By disconnecting social security from your in-work status you free people up from being full-time employees of the job centre, diligently spending 35 hours a week refreshing the same page of unsuitable or absent jobs.

Instead you allow people to seek temporary paid work without the sanction of lost benefits, to be recognised financially for the crucial unpaid work carried out as carers or volunteers, and to be afforded the dignity of a life without poverty.

The advent of artificial intelligence and advanced automation is easy to dismiss as Malthusian scaremongering but the reality for many of us is that thinking will soon be done more cheaply in a digital elsewhere in the same way that manufacturing moved where labour is cheaper.

You may think that you are irreplaceable, or that no machine could do your job as well as you do, but next time you’re stuck speaking to a telephone menu ask yourself how much the private sector values perfect when there is a much cheaper good enough.

As the likelihood of eventually needing to use the safety net of social security increases for all of us, a basic income lifejacket begins to make much more sense than the current leaky waterwing weakly under-armed towards those that have obediently followed the drowning guidelines.

If you would like to read more about what a costed basic income scheme could look like for Scotland, Annie Miller’s recent book A Basic Income Handbook is now available. 

If you would like to support Citizen’s Basic Income Network Scotland as a volunteer or as an advocate please get in touch via [email protected]

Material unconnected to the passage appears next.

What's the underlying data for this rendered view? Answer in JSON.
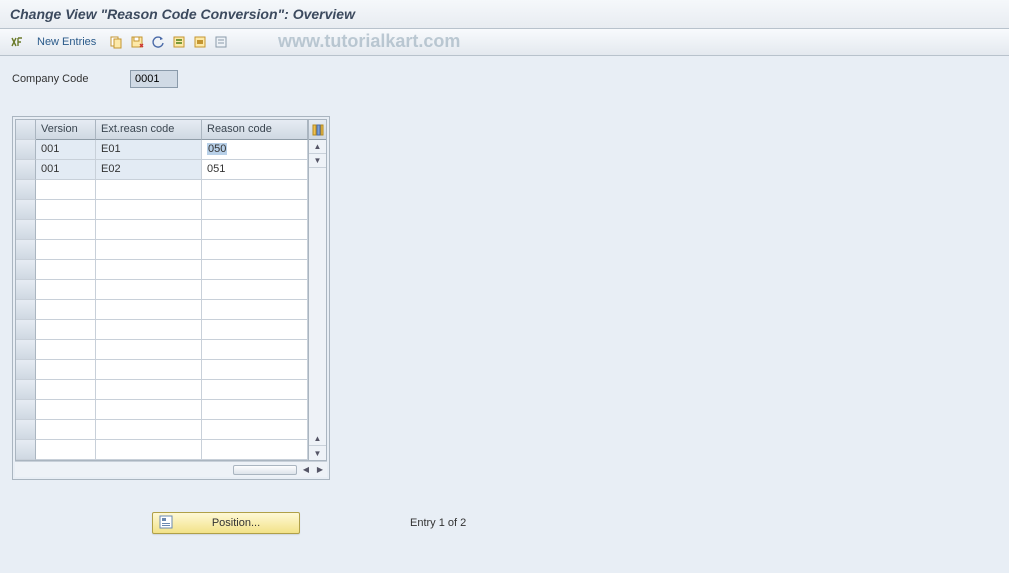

Dr Benjamin Simmons is a basic income activist and trustee of Citizen's Basic Income Network Scotland.

24th October 2017 by Rose Burn

I will read the suggested book with interest. We should not forget though that a basic income of say £10,000 a year, just below the income tax allowance, would cost over £40 billion a year, more than the total annual Scottish government budget. Quite a shake up for the tax and benefits system!

31st October 2017 by George Dunbar

I feel basic income is a sensible option but fear the inevitable politicization of it with competing political parties promising to either raise or tax or slash basic income if the get your vote! If this is ever to be a reality, it needs to be written into a constitution which cannot be tampered with and clear unalterable rules created for it.

2nd November 2017 by lok yue

Rose burn has it right: its simply too expensive. To fund such a system will require massive tax increases and incidentally why should people have the dual right of receiving free money and opting not to work if they so wish. The author suggests the NHS is a model for basic income. If so, it and the model are flawed and hopelessly and expensively inefficient